** WORK INSTRUCTION **
When you answer, copy every line of the listing below exactly.

** PROVIDED ENTRIES **
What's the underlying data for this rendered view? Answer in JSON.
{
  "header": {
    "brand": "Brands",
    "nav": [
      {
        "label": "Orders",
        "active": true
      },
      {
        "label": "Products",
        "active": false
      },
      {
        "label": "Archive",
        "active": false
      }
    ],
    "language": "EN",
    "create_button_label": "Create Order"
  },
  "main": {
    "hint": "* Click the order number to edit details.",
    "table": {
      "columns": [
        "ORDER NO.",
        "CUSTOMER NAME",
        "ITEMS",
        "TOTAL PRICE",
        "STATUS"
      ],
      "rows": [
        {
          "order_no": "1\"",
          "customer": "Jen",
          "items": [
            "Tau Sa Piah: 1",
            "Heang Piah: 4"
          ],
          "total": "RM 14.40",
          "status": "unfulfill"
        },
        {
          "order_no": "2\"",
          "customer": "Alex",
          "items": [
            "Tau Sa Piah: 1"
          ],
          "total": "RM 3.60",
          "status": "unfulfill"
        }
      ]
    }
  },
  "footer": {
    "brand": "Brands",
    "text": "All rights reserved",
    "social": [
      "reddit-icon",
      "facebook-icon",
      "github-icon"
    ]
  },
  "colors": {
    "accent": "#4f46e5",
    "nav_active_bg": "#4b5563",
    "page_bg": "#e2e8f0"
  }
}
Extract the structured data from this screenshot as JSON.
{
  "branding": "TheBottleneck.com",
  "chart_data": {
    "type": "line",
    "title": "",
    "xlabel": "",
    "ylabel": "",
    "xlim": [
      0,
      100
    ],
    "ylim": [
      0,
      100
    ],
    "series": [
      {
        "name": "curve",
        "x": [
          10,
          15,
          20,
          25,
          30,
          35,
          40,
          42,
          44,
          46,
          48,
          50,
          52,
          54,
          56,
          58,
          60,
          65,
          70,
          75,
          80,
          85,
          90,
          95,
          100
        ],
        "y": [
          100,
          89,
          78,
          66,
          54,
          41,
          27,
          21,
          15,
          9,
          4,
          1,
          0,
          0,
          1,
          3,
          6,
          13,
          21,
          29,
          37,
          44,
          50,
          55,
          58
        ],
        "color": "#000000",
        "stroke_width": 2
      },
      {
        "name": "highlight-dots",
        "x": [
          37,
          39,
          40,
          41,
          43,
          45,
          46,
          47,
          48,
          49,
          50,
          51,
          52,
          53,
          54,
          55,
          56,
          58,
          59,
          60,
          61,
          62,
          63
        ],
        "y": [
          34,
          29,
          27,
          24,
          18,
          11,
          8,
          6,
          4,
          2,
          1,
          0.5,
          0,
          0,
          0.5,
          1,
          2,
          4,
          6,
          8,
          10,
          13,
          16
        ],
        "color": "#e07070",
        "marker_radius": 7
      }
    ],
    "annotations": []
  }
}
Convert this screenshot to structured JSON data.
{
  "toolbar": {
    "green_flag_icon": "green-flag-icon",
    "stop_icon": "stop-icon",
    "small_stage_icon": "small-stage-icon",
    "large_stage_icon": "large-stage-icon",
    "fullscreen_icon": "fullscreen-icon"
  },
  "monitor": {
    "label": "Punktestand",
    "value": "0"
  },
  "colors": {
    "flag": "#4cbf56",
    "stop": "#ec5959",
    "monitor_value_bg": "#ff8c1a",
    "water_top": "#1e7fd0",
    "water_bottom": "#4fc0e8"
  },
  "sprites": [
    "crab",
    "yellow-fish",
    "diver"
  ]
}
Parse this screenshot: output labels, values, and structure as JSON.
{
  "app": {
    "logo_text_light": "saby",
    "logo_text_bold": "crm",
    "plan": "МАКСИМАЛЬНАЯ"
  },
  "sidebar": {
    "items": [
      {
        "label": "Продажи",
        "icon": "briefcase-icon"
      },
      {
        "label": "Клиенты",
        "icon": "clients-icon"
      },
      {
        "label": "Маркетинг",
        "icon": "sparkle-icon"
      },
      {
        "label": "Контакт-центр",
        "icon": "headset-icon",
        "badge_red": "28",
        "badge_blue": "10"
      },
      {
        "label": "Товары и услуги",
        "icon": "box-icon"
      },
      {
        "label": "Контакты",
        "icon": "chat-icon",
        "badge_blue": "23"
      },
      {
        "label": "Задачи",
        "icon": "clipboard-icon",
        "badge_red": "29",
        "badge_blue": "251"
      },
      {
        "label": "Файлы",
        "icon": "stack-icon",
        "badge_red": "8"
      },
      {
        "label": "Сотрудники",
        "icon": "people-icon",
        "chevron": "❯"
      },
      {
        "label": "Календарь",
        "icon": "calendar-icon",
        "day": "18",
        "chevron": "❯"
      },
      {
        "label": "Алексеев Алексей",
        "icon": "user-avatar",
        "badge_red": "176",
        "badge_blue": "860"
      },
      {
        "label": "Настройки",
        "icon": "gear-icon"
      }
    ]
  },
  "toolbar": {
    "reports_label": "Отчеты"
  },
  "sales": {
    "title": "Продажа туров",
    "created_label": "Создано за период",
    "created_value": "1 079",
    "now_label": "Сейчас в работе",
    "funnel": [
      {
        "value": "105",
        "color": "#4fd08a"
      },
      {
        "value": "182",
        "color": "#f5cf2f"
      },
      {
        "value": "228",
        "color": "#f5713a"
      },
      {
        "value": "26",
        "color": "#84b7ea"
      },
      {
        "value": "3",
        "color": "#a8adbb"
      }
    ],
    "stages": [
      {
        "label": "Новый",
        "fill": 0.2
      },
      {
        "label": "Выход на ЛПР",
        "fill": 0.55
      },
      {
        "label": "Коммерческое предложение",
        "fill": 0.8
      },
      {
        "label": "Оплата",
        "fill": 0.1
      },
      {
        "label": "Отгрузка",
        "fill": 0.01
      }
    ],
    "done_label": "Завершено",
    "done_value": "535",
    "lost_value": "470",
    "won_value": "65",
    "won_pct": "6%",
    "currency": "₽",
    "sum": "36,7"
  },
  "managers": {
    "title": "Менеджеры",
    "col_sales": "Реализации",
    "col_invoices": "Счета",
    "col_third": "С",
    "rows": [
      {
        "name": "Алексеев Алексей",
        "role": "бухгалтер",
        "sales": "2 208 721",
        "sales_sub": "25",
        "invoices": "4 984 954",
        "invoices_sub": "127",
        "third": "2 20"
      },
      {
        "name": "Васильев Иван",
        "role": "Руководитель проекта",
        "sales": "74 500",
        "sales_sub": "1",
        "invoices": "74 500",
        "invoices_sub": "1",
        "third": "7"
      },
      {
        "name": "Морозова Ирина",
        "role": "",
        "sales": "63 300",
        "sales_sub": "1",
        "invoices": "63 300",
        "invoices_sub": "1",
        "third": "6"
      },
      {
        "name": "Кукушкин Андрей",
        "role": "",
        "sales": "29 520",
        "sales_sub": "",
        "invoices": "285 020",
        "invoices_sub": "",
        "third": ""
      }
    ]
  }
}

** ANSWER SECTION **
What's the underlying data for this rendered view? Answer in JSON.
{
  "header": {
    "brand": "Brands",
    "nav": [
      {
        "label": "Orders",
        "active": true
      },
      {
        "label": "Products",
        "active": false
      },
      {
        "label": "Archive",
        "active": false
      }
    ],
    "language": "EN",
    "create_button_label": "Create Order"
  },
  "main": {
    "hint": "* Click the order number to edit details.",
    "table": {
      "columns": [
        "ORDER NO.",
        "CUSTOMER NAME",
        "ITEMS",
        "TOTAL PRICE",
        "STATUS"
      ],
      "rows": [
        {
          "order_no": "1\"",
          "customer": "Jen",
          "items": [
            "Tau Sa Piah: 1",
            "Heang Piah: 4"
          ],
          "total": "RM 14.40",
          "status": "unfulfill"
        },
        {
          "order_no": "2\"",
          "customer": "Alex",
          "items": [
            "Tau Sa Piah: 1"
          ],
          "total": "RM 3.60",
          "status": "unfulfill"
        }
      ]
    }
  },
  "footer": {
    "brand": "Brands",
    "text": "All rights reserved",
    "social": [
      "reddit-icon",
      "facebook-icon",
      "github-icon"
    ]
  },
  "colors": {
    "accent": "#4f46e5",
    "nav_active_bg": "#4b5563",
    "page_bg": "#e2e8f0"
  }
}
Extract the structured data from this screenshot as JSON.
{
  "branding": "TheBottleneck.com",
  "chart_data": {
    "type": "line",
    "title": "",
    "xlabel": "",
    "ylabel": "",
    "xlim": [
      0,
      100
    ],
    "ylim": [
      0,
      100
    ],
    "series": [
      {
        "name": "curve",
        "x": [
          10,
          15,
          20,
          25,
          30,
          35,
          40,
          42,
          44,
          46,
          48,
          50,
          52,
          54,
          56,
          58,
          60,
          65,
          70,
          75,
          80,
          85,
          90,
          95,
          100
        ],
        "y": [
          100,
          89,
          78,
          66,
          54,
          41,
          27,
          21,
          15,
          9,
          4,
          1,
          0,
          0,
          1,
          3,
          6,
          13,
          21,
          29,
          37,
          44,
          50,
          55,
          58
        ],
        "color": "#000000",
        "stroke_width": 2
      },
      {
        "name": "highlight-dots",
        "x": [
          37,
          39,
          40,
          41,
          43,
          45,
          46,
          47,
          48,
          49,
          50,
          51,
          52,
          53,
          54,
          55,
          56,
          58,
          59,
          60,
          61,
          62,
          63
        ],
        "y": [
          34,
          29,
          27,
          24,
          18,
          11,
          8,
          6,
          4,
          2,
          1,
          0.5,
          0,
          0,
          0.5,
          1,
          2,
          4,
          6,
          8,
          10,
          13,
          16
        ],
        "color": "#e07070",
        "marker_radius": 7
      }
    ],
    "annotations": []
  }
}
Convert this screenshot to structured JSON data.
{
  "toolbar": {
    "green_flag_icon": "green-flag-icon",
    "stop_icon": "stop-icon",
    "small_stage_icon": "small-stage-icon",
    "large_stage_icon": "large-stage-icon",
    "fullscreen_icon": "fullscreen-icon"
  },
  "monitor": {
    "label": "Punktestand",
    "value": "0"
  },
  "colors": {
    "flag": "#4cbf56",
    "stop": "#ec5959",
    "monitor_value_bg": "#ff8c1a",
    "water_top": "#1e7fd0",
    "water_bottom": "#4fc0e8"
  },
  "sprites": [
    "crab",
    "yellow-fish",
    "diver"
  ]
}
Parse this screenshot: output labels, values, and structure as JSON.
{
  "app": {
    "logo_text_light": "saby",
    "logo_text_bold": "crm",
    "plan": "МАКСИМАЛЬНАЯ"
  },
  "sidebar": {
    "items": [
      {
        "label": "Продажи",
        "icon": "briefcase-icon"
      },
      {
        "label": "Клиенты",
        "icon": "clients-icon"
      },
      {
        "label": "Маркетинг",
        "icon": "sparkle-icon"
      },
      {
        "label": "Контакт-центр",
        "icon": "headset-icon",
        "badge_red": "28",
        "badge_blue": "10"
      },
      {
        "label": "Товары и услуги",
        "icon": "box-icon"
      },
      {
        "label": "Контакты",
        "icon": "chat-icon",
        "badge_blue": "23"
      },
      {
        "label": "Задачи",
        "icon": "clipboard-icon",
        "badge_red": "29",
        "badge_blue": "251"
      },
      {
        "label": "Файлы",
        "icon": "stack-icon",
        "badge_red": "8"
      },
      {
        "label": "Сотрудники",
        "icon": "people-icon",
        "chevron": "❯"
      },
      {
        "label": "Календарь",
        "icon": "calendar-icon",
        "day": "18",
        "chevron": "❯"
      },
      {
        "label": "Алексеев Алексей",
        "icon": "user-avatar",
        "badge_red": "176",
        "badge_blue": "860"
      },
      {
        "label": "Настройки",
        "icon": "gear-icon"
      }
    ]
  },
  "toolbar": {
    "reports_label": "Отчеты"
  },
  "sales": {
    "title": "Продажа туров",
    "created_label": "Создано за период",
    "created_value": "1 079",
    "now_label": "Сейчас в работе",
    "funnel": [
      {
        "value": "105",
        "color": "#4fd08a"
      },
      {
        "value": "182",
        "color": "#f5cf2f"
      },
      {
        "value": "228",
        "color": "#f5713a"
      },
      {
        "value": "26",
        "color": "#84b7ea"
      },
      {
        "value": "3",
        "color": "#a8adbb"
      }
    ],
    "stages": [
      {
        "label": "Новый",
        "fill": 0.2
      },
      {
        "label": "Выход на ЛПР",
        "fill": 0.55
      },
      {
        "label": "Коммерческое предложение",
        "fill": 0.8
      },
      {
        "label": "Оплата",
        "fill": 0.1
      },
      {
        "label": "Отгрузка",
        "fill": 0.01
      }
    ],
    "done_label": "Завершено",
    "done_value": "535",
    "lost_value": "470",
    "won_value": "65",
    "won_pct": "6%",
    "currency": "₽",
    "sum": "36,7"
  },
  "managers": {
    "title": "Менеджеры",
    "col_sales": "Реализации",
    "col_invoices": "Счета",
    "col_third": "С",
    "rows": [
      {
        "name": "Алексеев Алексей",
        "role": "бухгалтер",
        "sales": "2 208 721",
        "sales_sub": "25",
        "invoices": "4 984 954",
        "invoices_sub": "127",
        "third": "2 20"
      },
      {
        "name": "Васильев Иван",
        "role": "Руководитель проекта",
        "sales": "74 500",
        "sales_sub": "1",
        "invoices": "74 500",
        "invoices_sub": "1",
        "third": "7"
      },
      {
        "name": "Морозова Ирина",
        "role": "",
        "sales": "63 300",
        "sales_sub": "1",
        "invoices": "63 300",
        "invoices_sub": "1",
        "third": "6"
      },
      {
        "name": "Кукушкин Андрей",
        "role": "",
        "sales": "29 520",
        "sales_sub": "",
        "invoices": "285 020",
        "invoices_sub": "",
        "third": ""
      }
    ]
  }
}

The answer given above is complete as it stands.